Detroit bankruptcy judge ok's swaps settlement; says "now is the time to negotiate"
Judge Steven Rhodes approved a key settlement in Detroit’s historic bankruptcy case Friday.
The deal will settle a costly interest-rate swaps agreement with two banks, UBS and Bank of America, for $85 million.
Emergency manager Kevyn Orr has pushed hard for such a deal. Detroit had guaranteed the swaps with casino revenue, and paid out about $200 million since 2009.
Now, the city will get direct access to its casino revenues—money Orr says is crucial to Detroit’s restructuring in bankruptcy. The city will pay the banks $4.2 million a month until 2015.
This was the city’s third attempt to settle the matter. Judge Rhodes had rejected two previous settlement offers as overly-generous to the banks.
Some creditors, including a major bond insurer and a committee representing city retirees, objected to the deal.
They argued that the underlying financial transaction was illegal to begin with. And they said state law prohibited using casino revenues as loan collateral.
But Doug Bernstein, a bankruptcy attorney with the law firm Plunkett Cooney, says Judge Rhodes was right to reject those arguments.
Bernstein says it essentially doesn’t matter if the underlying transactions are legally disputed.
“That’s what settlements are all about—so you don’t have to litigate. Litigation has a lot of risk,” Bernstein said, calling this deal “a prudent use of negotiation.”
In his ruling from the bench, Judge Rhodes also urged Detroit’s other creditors to settle up with the city, too.
“Now is the time to negotiate,” Rhodes said, calling for “a spirit of cooperation…[in] all out, good faith mediation.”
Rhodes also noted that in approving this settlement, the city can now pursue what’s called a “cram-down” course in the bankruptcy process.
As part of the settlement, Bank of America and UBS have agreed not to object to Detroit’s blueprint for exiting bankruptcy, formally known as a “plan of adjustment.”

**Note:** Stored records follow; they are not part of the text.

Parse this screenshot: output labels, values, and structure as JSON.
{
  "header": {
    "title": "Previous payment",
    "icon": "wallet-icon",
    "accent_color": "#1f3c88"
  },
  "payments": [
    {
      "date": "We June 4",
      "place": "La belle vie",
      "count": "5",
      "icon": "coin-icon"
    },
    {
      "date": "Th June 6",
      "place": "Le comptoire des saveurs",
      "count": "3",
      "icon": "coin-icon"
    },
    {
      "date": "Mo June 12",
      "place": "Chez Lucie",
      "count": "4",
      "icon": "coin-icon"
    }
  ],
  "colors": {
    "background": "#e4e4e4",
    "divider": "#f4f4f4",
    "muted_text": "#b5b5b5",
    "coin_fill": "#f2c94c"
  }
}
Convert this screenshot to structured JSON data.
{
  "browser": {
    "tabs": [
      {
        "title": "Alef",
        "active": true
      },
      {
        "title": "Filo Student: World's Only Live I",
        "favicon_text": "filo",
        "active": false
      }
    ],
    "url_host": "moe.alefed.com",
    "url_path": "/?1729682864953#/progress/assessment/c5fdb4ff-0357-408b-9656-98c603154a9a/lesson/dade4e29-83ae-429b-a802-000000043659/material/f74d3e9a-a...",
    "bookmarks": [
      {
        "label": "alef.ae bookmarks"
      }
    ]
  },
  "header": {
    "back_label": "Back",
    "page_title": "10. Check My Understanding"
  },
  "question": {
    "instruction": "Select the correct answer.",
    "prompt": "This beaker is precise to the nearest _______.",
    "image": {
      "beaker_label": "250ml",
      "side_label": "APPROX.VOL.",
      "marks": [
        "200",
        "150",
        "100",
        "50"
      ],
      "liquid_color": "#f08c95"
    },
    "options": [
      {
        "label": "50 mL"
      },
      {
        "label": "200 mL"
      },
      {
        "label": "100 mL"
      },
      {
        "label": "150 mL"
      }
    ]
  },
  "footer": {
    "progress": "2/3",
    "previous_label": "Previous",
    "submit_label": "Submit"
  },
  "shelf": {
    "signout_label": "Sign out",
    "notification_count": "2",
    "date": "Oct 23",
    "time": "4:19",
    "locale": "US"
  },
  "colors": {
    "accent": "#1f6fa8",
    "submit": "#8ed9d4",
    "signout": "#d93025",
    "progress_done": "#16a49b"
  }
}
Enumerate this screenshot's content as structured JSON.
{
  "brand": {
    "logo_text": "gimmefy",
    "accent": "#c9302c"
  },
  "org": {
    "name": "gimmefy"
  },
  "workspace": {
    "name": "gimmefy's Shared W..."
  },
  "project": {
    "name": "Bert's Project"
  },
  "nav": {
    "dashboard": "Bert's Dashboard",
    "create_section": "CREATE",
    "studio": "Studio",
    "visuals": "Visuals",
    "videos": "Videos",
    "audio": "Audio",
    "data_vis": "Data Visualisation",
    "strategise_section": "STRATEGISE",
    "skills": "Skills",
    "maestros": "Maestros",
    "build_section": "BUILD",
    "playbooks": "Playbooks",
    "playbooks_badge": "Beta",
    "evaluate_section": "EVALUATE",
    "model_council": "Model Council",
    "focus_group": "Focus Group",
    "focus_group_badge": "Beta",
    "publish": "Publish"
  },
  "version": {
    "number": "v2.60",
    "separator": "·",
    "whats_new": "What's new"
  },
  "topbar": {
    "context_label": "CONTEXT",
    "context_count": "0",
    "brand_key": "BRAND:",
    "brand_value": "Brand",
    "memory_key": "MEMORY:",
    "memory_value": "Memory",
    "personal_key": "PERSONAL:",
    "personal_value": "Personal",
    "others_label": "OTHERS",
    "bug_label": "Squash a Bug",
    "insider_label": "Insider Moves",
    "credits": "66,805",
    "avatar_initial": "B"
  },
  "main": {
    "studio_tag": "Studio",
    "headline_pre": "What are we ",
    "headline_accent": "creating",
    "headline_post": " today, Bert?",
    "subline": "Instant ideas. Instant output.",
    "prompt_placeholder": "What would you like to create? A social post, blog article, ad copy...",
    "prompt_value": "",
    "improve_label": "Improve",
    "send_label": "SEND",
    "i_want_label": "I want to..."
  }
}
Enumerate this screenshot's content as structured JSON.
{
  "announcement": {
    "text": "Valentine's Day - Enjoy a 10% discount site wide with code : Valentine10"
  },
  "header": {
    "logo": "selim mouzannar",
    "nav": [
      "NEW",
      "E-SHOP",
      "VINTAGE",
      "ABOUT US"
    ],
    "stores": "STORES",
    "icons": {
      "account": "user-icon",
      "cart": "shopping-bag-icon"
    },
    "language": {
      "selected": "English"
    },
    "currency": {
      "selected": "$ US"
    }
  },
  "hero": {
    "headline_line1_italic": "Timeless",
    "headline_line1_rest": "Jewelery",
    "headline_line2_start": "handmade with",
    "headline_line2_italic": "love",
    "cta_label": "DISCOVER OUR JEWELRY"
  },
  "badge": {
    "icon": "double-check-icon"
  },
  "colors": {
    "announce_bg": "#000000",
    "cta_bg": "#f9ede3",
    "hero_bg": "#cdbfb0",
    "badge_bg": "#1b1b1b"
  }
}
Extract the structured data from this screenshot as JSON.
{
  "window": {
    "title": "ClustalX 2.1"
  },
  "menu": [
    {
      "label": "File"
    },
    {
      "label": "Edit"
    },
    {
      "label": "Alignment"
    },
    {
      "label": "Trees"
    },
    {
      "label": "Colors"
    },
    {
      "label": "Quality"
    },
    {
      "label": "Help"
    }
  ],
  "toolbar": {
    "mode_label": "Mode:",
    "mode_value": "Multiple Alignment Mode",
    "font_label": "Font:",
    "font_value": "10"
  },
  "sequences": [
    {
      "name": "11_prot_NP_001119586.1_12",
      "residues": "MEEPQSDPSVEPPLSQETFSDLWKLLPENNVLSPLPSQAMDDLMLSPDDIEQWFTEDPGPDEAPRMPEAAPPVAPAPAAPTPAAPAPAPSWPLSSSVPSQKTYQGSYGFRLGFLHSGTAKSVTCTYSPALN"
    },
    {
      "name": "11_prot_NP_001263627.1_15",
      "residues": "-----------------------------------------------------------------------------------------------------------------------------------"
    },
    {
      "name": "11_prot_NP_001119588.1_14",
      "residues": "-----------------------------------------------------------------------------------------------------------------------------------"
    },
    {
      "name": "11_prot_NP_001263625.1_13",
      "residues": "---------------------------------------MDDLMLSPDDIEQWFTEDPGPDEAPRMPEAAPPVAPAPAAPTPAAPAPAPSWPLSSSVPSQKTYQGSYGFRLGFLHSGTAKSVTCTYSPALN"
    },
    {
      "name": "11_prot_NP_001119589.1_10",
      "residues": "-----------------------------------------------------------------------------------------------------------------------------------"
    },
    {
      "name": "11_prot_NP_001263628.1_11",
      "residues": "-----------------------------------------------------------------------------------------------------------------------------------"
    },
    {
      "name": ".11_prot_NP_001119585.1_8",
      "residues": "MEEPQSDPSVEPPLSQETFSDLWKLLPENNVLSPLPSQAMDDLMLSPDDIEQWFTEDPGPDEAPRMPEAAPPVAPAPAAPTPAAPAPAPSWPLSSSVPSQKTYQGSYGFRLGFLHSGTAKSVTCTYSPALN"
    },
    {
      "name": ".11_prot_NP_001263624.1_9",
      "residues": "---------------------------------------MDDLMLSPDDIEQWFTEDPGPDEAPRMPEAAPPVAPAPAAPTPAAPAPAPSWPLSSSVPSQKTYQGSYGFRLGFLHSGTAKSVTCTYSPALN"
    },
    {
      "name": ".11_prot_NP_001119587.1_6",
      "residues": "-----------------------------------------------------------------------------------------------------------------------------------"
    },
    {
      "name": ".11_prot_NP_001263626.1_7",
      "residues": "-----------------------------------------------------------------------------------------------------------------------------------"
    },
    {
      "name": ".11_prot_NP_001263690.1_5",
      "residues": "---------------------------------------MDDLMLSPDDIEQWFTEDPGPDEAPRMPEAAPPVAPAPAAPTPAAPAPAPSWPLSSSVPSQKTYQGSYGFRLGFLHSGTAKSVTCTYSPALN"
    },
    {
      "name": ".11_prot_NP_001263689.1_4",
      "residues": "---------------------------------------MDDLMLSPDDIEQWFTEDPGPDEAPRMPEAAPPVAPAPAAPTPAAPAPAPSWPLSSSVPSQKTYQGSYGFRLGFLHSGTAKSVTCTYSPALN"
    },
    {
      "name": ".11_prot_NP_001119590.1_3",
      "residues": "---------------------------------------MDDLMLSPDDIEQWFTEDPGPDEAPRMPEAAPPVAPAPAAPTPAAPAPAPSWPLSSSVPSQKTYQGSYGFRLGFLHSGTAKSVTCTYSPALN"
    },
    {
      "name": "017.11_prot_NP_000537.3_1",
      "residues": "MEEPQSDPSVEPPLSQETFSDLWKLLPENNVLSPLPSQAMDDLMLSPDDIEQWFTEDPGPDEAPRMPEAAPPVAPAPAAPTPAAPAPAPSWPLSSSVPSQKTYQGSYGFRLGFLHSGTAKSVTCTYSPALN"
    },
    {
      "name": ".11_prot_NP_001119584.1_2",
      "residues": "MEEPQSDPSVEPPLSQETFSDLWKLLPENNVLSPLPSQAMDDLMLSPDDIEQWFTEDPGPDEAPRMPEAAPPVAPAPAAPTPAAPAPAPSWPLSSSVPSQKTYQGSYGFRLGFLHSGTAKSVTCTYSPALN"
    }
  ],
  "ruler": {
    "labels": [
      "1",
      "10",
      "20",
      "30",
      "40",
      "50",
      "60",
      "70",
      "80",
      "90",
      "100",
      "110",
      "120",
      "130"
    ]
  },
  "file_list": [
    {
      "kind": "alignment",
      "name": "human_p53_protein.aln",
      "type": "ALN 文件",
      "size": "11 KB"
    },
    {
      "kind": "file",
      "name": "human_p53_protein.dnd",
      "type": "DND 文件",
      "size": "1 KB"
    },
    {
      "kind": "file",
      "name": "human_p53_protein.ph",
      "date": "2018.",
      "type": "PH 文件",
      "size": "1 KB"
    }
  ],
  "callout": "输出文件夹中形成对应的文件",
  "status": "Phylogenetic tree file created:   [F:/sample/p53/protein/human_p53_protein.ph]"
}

That means Judge Rhodes can approve the plan of adjustment even if all other creditors object—opening the door to speed the bankruptcy process along.
Earlier this week, most of the city’s unsecured bondholders agreed to a settlement worth $287.5 million—meaning they’ll be paid off at almost 75 cents on the dollar.
That leaves Detroit retirees as by far the biggest group of creditors who have yet to reach a settlement with the city. Orr has proposed up to 34% cuts for some retirees, if they don’t settle, or vote to approve the city’s plan of adjustment.
Bernstein said Rhodes issued a clear warning with his remarks from the bench.
“Now’s the time, rather than waiting until later [to settle] when the deal may not be as good,” Bernstein said.